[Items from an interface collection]
---+---
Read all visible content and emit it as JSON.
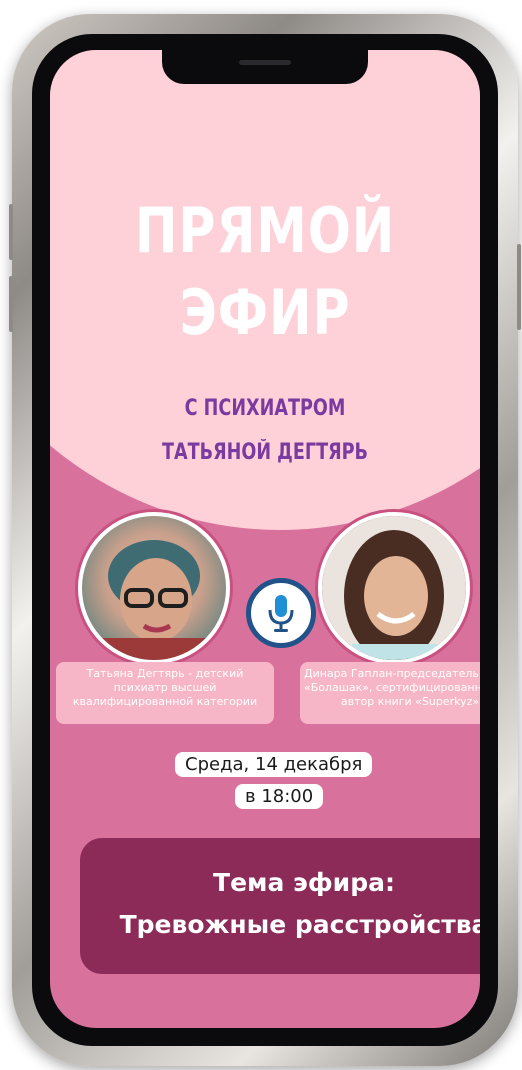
{
  "poster": {
    "title_line1": "ПРЯМОЙ",
    "title_line2": "ЭФИР",
    "subtitle_line1": "С ПСИХИАТРОМ",
    "subtitle_line2": "ТАТЬЯНОЙ ДЕГТЯРЬ",
    "speaker_left": {
      "line1": "Татьяна Дегтярь - детский",
      "line2": "психиатр высшей",
      "line3": "квалифицированной категории"
    },
    "speaker_right": {
      "line1": "Динара Гаплан-председатель фонда",
      "line2": "«Болашак», сертифицированный коуч,",
      "line3": "автор книги «Superkyz»"
    },
    "date_line1": "Среда, 14 декабря",
    "date_line2": "в 18:00",
    "topic_line1": "Тема эфира:",
    "topic_line2": "Тревожные расстройства"
  },
  "colors": {
    "top_background": "#fed0d8",
    "bottom_background": "#d8729c",
    "subtitle": "#7b3aa0",
    "topic_box": "#8c2a58",
    "caption_box": "#f7b6c8",
    "mic_ring": "#21528a"
  },
  "icons": {
    "center_badge": "microphone-icon"
  }
}
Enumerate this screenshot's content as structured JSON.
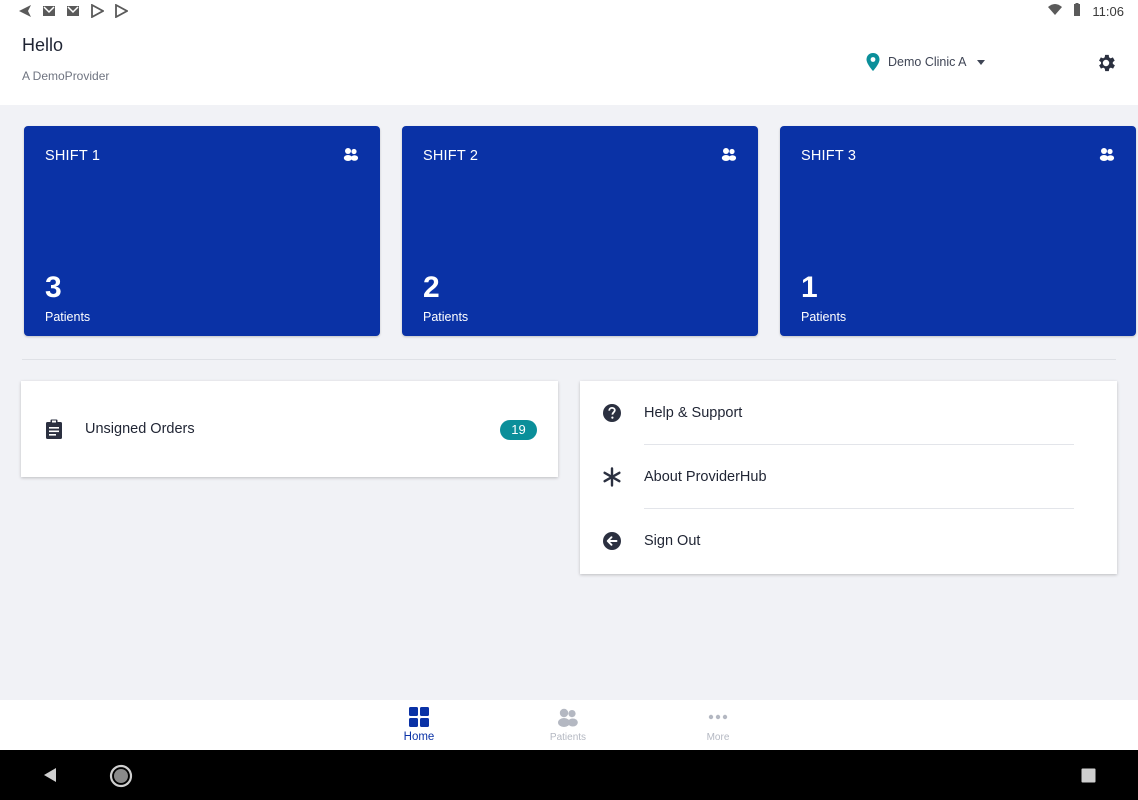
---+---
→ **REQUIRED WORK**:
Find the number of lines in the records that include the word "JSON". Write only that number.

→ **WRITTEN ANSWER**:
2